/ 11 September 2007

Co-op Banks Bill passed by National Assembly

Legislation providing for formal regulation and supervision of cooperative banks was adopted by the National Assembly on Tuesday.

Introducing debate on the Cooperative Banks Bill, Finance Minister Trevor Manuel said it seeks to create an appropriate regulatory framework for member-based deposit-taking, financial services cooperatives.

”By creating a sector-specific regulatory framework, the Cooperative Banks Bill also seeks to promote and advance the social and economic welfare of South Africans by enhancing access to banking services under sound and sustainable cooperative banks,” he said.

The aim is to promote access to financial services, particularly to the most vulnerable people characterised by low incomes and lack of access to mainstream financial products.
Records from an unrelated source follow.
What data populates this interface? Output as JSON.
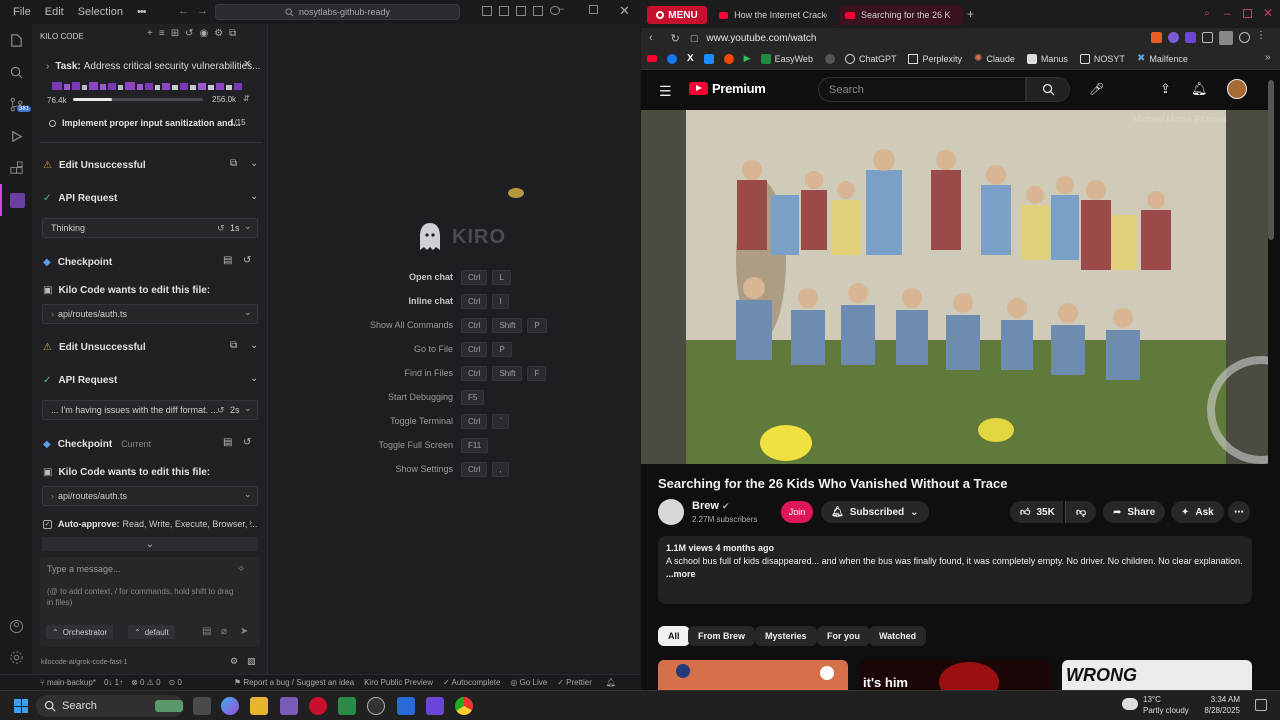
{
  "editor": {
    "menu": [
      "File",
      "Edit",
      "Selection"
    ],
    "menu_more": "•••",
    "search_text": "nosytlabs-github-ready",
    "sidebar_title": "KILO CODE",
    "task": {
      "label": "Task:",
      "text": "Address critical security vulnerabilities..."
    },
    "context": {
      "used": "76.4k",
      "max": "256.0k"
    },
    "todo": {
      "text": "Implement proper input sanitization and...",
      "count": "1/15"
    },
    "entries": {
      "edit_unsuccessful_1": "Edit Unsuccessful",
      "api_request_1": "API Request",
      "thinking": "Thinking",
      "thinking_time": "1s",
      "checkpoint_1": "Checkpoint",
      "wants_edit_1": "Kilo Code wants to edit this file:",
      "file_1": "api/routes/auth.ts",
      "edit_unsuccessful_2": "Edit Unsuccessful",
      "api_request_2": "API Request",
      "diff_msg": "... I'm having issues with the diff format. ...",
      "diff_time": "2s",
      "checkpoint_2": "Checkpoint",
      "current": "Current",
      "wants_edit_2": "Kilo Code wants to edit this file:",
      "file_2": "api/routes/auth.ts",
      "auto_approve_label": "Auto-approve:",
      "auto_approve_text": "Read, Write, Execute, Browser, ..."
    },
    "message": {
      "placeholder": "Type a message...",
      "hint": "(@ to add context, / for commands, hold shift to drag in files)",
      "mode": "Orchestrator",
      "profile": "default"
    },
    "model_line": "kilocode-ai/grok-code-fast-1",
    "brand": "KIRO",
    "shortcuts": [
      {
        "label": "Open chat",
        "keys": [
          "Ctrl",
          "L"
        ]
      },
      {
        "label": "Inline chat",
        "keys": [
          "Ctrl",
          "I"
        ]
      },
      {
        "label": "Show All Commands",
        "keys": [
          "Ctrl",
          "Shift",
          "P"
        ]
      },
      {
        "label": "Go to File",
        "keys": [
          "Ctrl",
          "P"
        ]
      },
      {
        "label": "Find in Files",
        "keys": [
          "Ctrl",
          "Shift",
          "F"
        ]
      },
      {
        "label": "Start Debugging",
        "keys": [
          "F5"
        ]
      },
      {
        "label": "Toggle Terminal",
        "keys": [
          "Ctrl",
          "`"
        ]
      },
      {
        "label": "Toggle Full Screen",
        "keys": [
          "F11"
        ]
      },
      {
        "label": "Show Settings",
        "keys": [
          "Ctrl",
          ","
        ]
      }
    ],
    "status": {
      "branch": "main-backup*",
      "sync": "0↓ 1↑",
      "problems": "⊗ 0 ⚠ 0",
      "ports": "0",
      "report": "Report a bug / Suggest an idea",
      "kiro": "Kiro Public Preview",
      "autocomplete": "Autocomplete",
      "golive": "Go Live",
      "prettier": "Prettier"
    }
  },
  "browser": {
    "menu_label": "MENU",
    "tabs": [
      "How the Internet Cracked",
      "Searching for the 26 K"
    ],
    "url": "www.youtube.com/watch",
    "bookmarks": [
      "EasyWeb",
      "ChatGPT",
      "Perplexity",
      "Claude",
      "Manus",
      "NOSYT",
      "Mailfence"
    ],
    "yt": {
      "logo": "Premium",
      "search_placeholder": "Search",
      "watermark": "Michael Morse Pictures",
      "title": "Searching for the 26 Kids Who Vanished Without a Trace",
      "channel": "Brew",
      "subscribers": "2.27M subscribers",
      "join": "Join",
      "subscribed": "Subscribed",
      "likes": "35K",
      "share": "Share",
      "ask": "Ask",
      "views": "1.1M views",
      "age": "4 months ago",
      "description": "A school bus full of kids disappeared... and when the bus was finally found, it was completely empty. No driver. No children. No clear explanation.",
      "more": "...more",
      "chips": [
        "All",
        "From Brew",
        "Mysteries",
        "For you",
        "Watched"
      ],
      "thumb_texts": [
        "it's him",
        "WRONG"
      ]
    }
  },
  "taskbar": {
    "search": "Search",
    "weather_temp": "13°C",
    "weather_desc": "Partly cloudy",
    "time": "3:34 AM",
    "date": "8/28/2025"
  },
  "colors": {
    "yt_red": "#ff0033",
    "join_pink": "#e0165c",
    "tab_active": "#3a1220",
    "accent": "#c94bd6"
  }
}
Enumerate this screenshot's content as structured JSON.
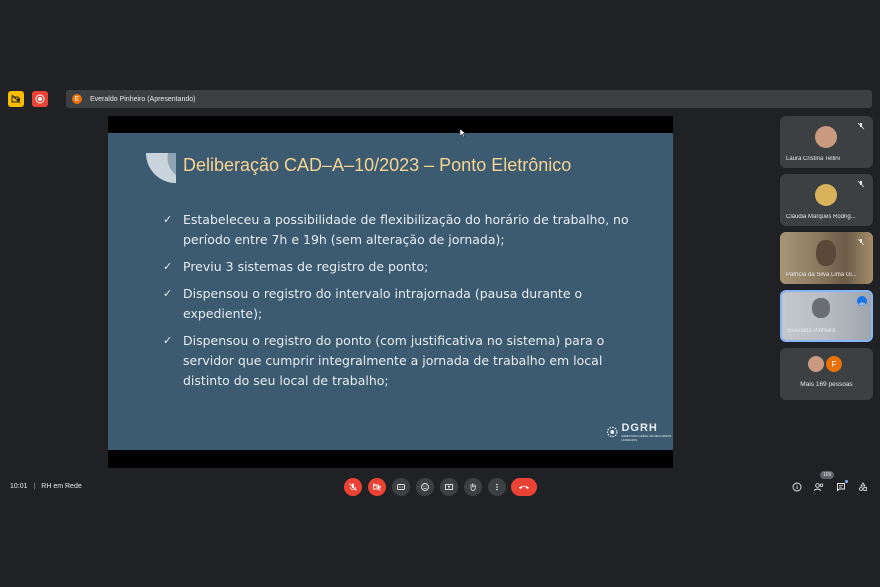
{
  "topbar": {
    "presenter_initial": "E",
    "presenter_label": "Everaldo Pinheiro (Apresentando)"
  },
  "slide": {
    "title": "Deliberação CAD–A–10/2023 – Ponto Eletrônico",
    "bullets": [
      "Estabeleceu a possibilidade de flexibilização do horário de trabalho, no período entre 7h e 19h (sem alteração de jornada);",
      "Previu 3 sistemas de registro de ponto;",
      "Dispensou o registro do intervalo intrajornada (pausa durante o expediente);",
      "Dispensou o registro do ponto (com justificativa no sistema) para o servidor que cumprir integralmente a jornada de trabalho em local distinto do seu local de trabalho;"
    ],
    "logo_text": "DGRH",
    "logo_sub": "DIRETORIA GERAL DE RECURSOS HUMANOS"
  },
  "participants": [
    {
      "name": "Laura Cristina Tellini"
    },
    {
      "name": "Cláudia Marques Rodrig..."
    },
    {
      "name": "Patrícia da Silva Lima Gi..."
    },
    {
      "name": "Everaldo Pinheiro"
    }
  ],
  "more_people": {
    "initial": "F",
    "label": "Mais 169 pessoas"
  },
  "bottombar": {
    "time": "10:01",
    "separator": "|",
    "meeting_name": "RH em Rede",
    "participant_count": "169"
  },
  "colors": {
    "background": "#202124",
    "slide_bg": "#3c5a70",
    "slide_title": "#f5d594",
    "danger": "#ea4335",
    "tile_bg": "#3c4043"
  }
}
In 2004, the financial sector had launched the Financial Sector Charter, which culminated in some innovative initiatives that promoted access to financial services. The most prominent of these initiatives was a ”no-frills” basic bank account popularly known as the Mzansi bank account.

According to the Banking Association of South Africa, more than three million Mzansi accounts have been opened in the three years following the launch of the charter.

According to the Finscope (2006) survey, at least 49% of the total adult population in South Africa did not have access to banking services. ”This implies that in 2006, 15,27-million of the adult population was unbanked,” Manuel said.

While noting the major achievements made by commercial banks in providing banking services to the previously excluded sections of the community, the problem of access to financial services is too large to be tackled by commercial banks alone, the minister said. ”Community participation and some government intervention is required if we are to see success.”

The Bill is not proposing a new concept, but seeks to formalise an old international tradition of institutionalised self-help practices.

Cooperative banks have been in existence for centuries and are very successful in countries such as Germany, Australia, the United Kingdom, the United States, India, Brazil, Tanzania and Uganda.

In many of these countries, these cooperative banks have been successful because of deliberate government policies that support and advance their cause but also because of an existing dedicated regulatory framework.

The Bill provides for formal regulation and supervision of cooperative banks, creating a development framework to be implemented through a Development Agency for Cooperative Banks, and for the establishment of a deposit insurance fund aimed specifically at protecting the registered cooperative banks, Manuel said. — Sapa